START Records provided

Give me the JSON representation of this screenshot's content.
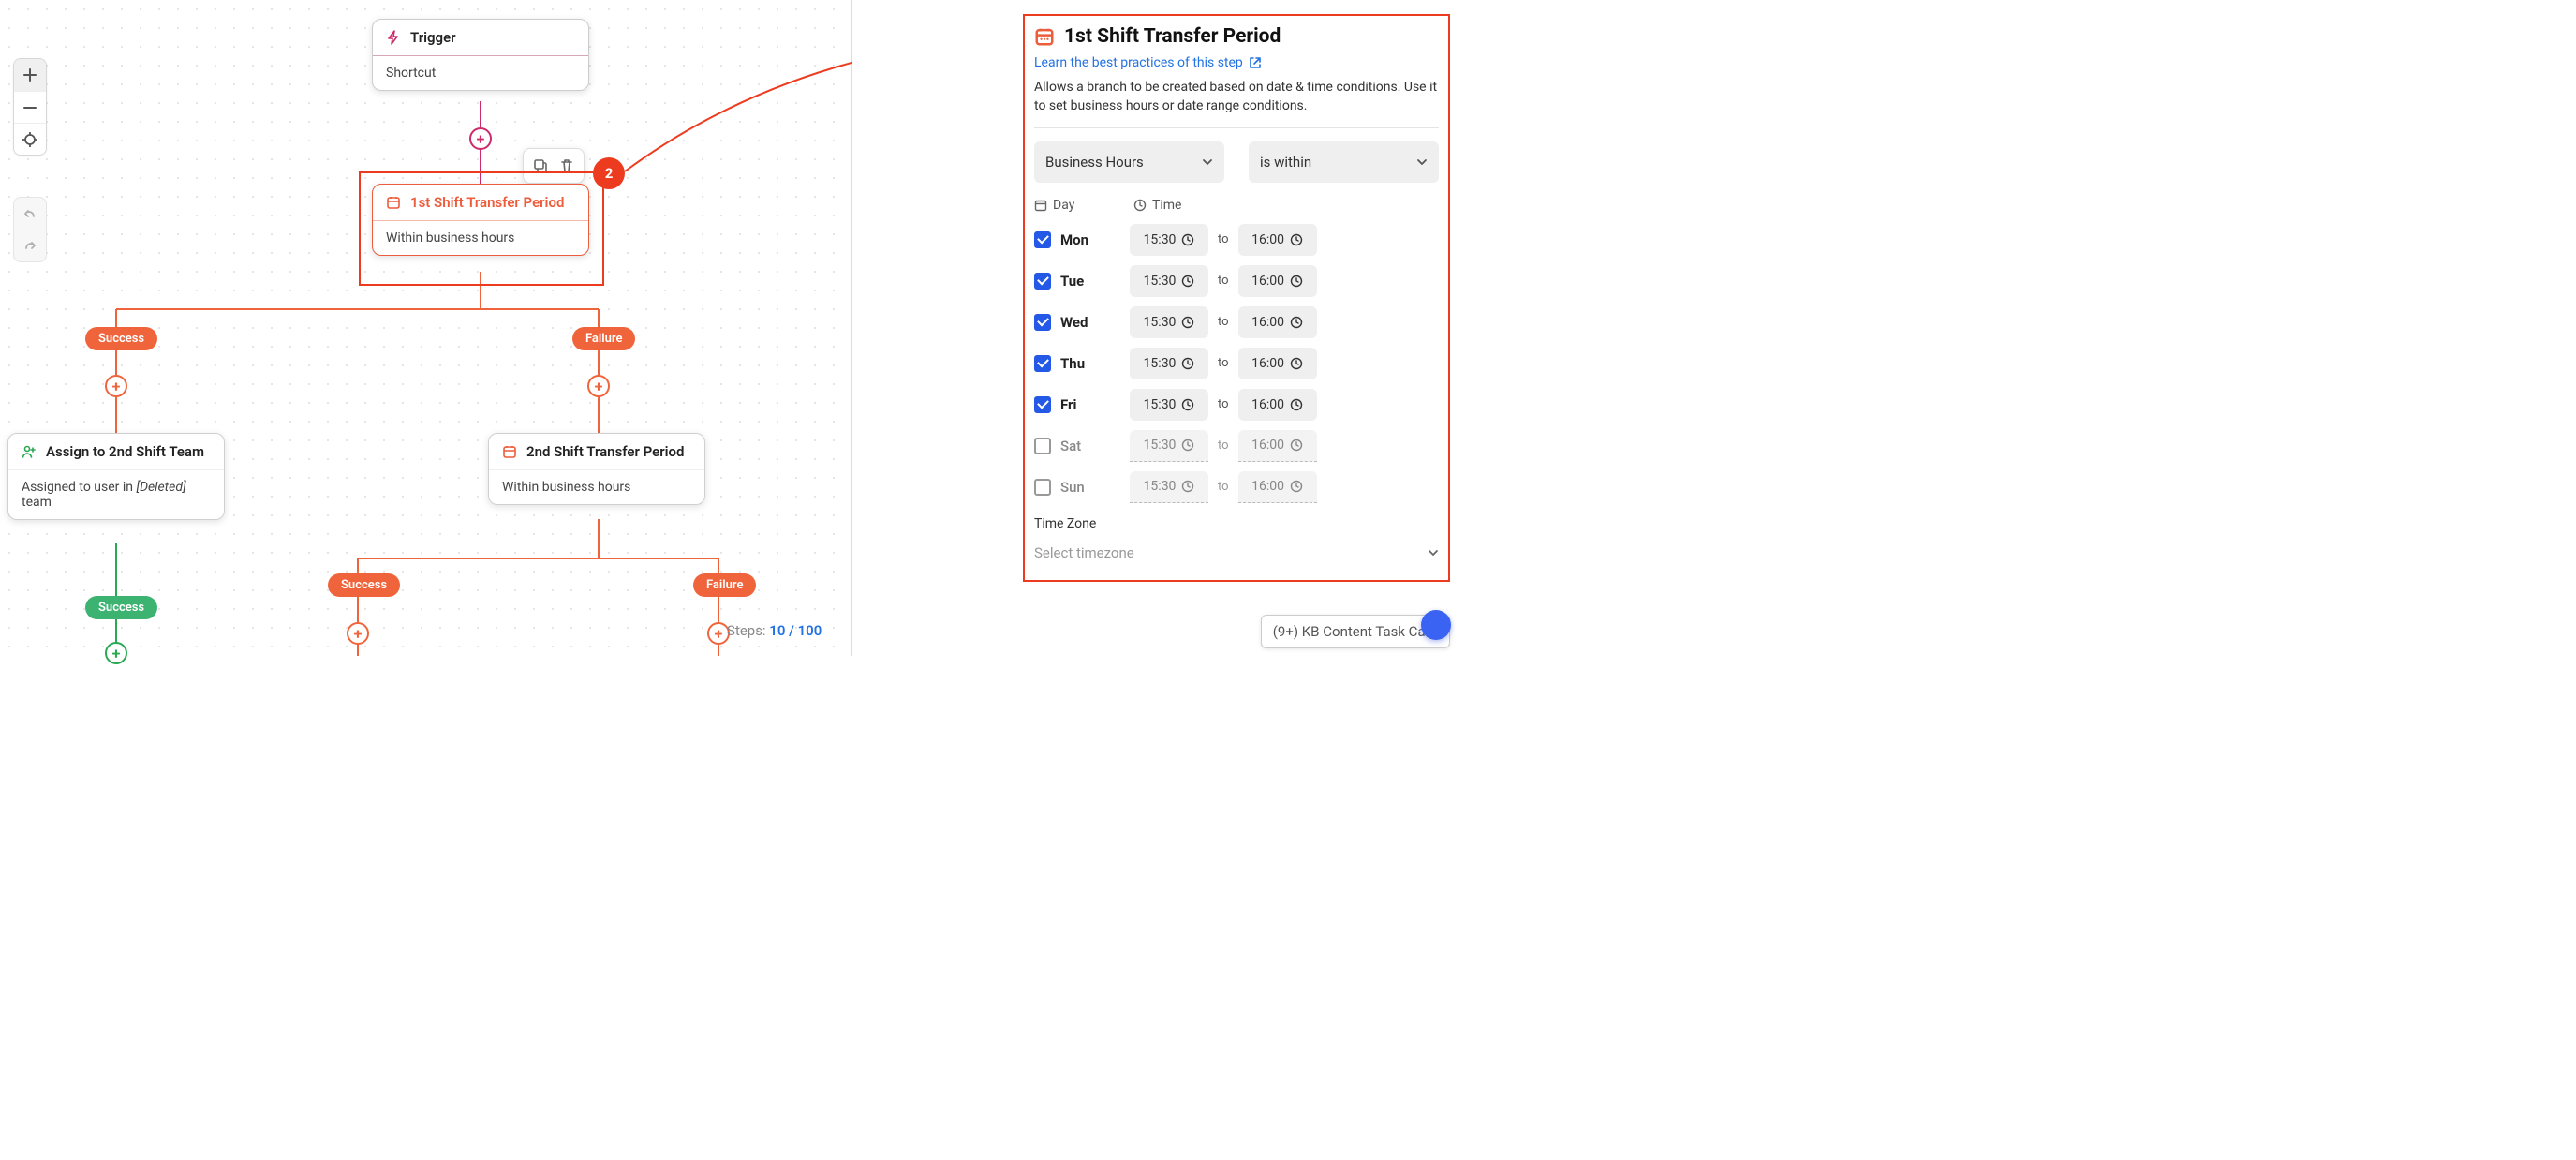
{
  "canvas": {
    "trigger": {
      "title": "Trigger",
      "body": "Shortcut"
    },
    "period1": {
      "title": "1st Shift Transfer Period",
      "body": "Within business hours"
    },
    "assign": {
      "title": "Assign to 2nd Shift Team",
      "body_prefix": "Assigned to user in ",
      "deleted": "[Deleted]",
      "body_suffix": " team"
    },
    "period2": {
      "title": "2nd Shift Transfer Period",
      "body": "Within business hours"
    },
    "pills": {
      "success": "Success",
      "failure": "Failure"
    },
    "steps": {
      "label": "Steps: ",
      "current": "10",
      "sep": " / ",
      "total": "100"
    },
    "selection_badge": "2"
  },
  "panel": {
    "title": "1st Shift Transfer Period",
    "learn_link": "Learn the best practices of this step",
    "desc": "Allows a branch to be created based on date & time conditions. Use it to set business hours or date range conditions.",
    "select_type": "Business Hours",
    "select_cond": "is within",
    "day_header": "Day",
    "time_header": "Time",
    "to_label": "to",
    "days": [
      {
        "name": "Mon",
        "checked": true,
        "from": "15:30",
        "to": "16:00"
      },
      {
        "name": "Tue",
        "checked": true,
        "from": "15:30",
        "to": "16:00"
      },
      {
        "name": "Wed",
        "checked": true,
        "from": "15:30",
        "to": "16:00"
      },
      {
        "name": "Thu",
        "checked": true,
        "from": "15:30",
        "to": "16:00"
      },
      {
        "name": "Fri",
        "checked": true,
        "from": "15:30",
        "to": "16:00"
      },
      {
        "name": "Sat",
        "checked": false,
        "from": "15:30",
        "to": "16:00"
      },
      {
        "name": "Sun",
        "checked": false,
        "from": "15:30",
        "to": "16:00"
      }
    ],
    "tz_label": "Time Zone",
    "tz_placeholder": "Select timezone"
  },
  "taskcard": {
    "label": "(9+) KB Content Task Card"
  }
}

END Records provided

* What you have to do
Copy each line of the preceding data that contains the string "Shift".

* Response area
      "title": "1st Shift Transfer Period",
      "title": "Assign to 2nd Shift Team",
      "title": "2nd Shift Transfer Period",
    "title": "1st Shift Transfer Period",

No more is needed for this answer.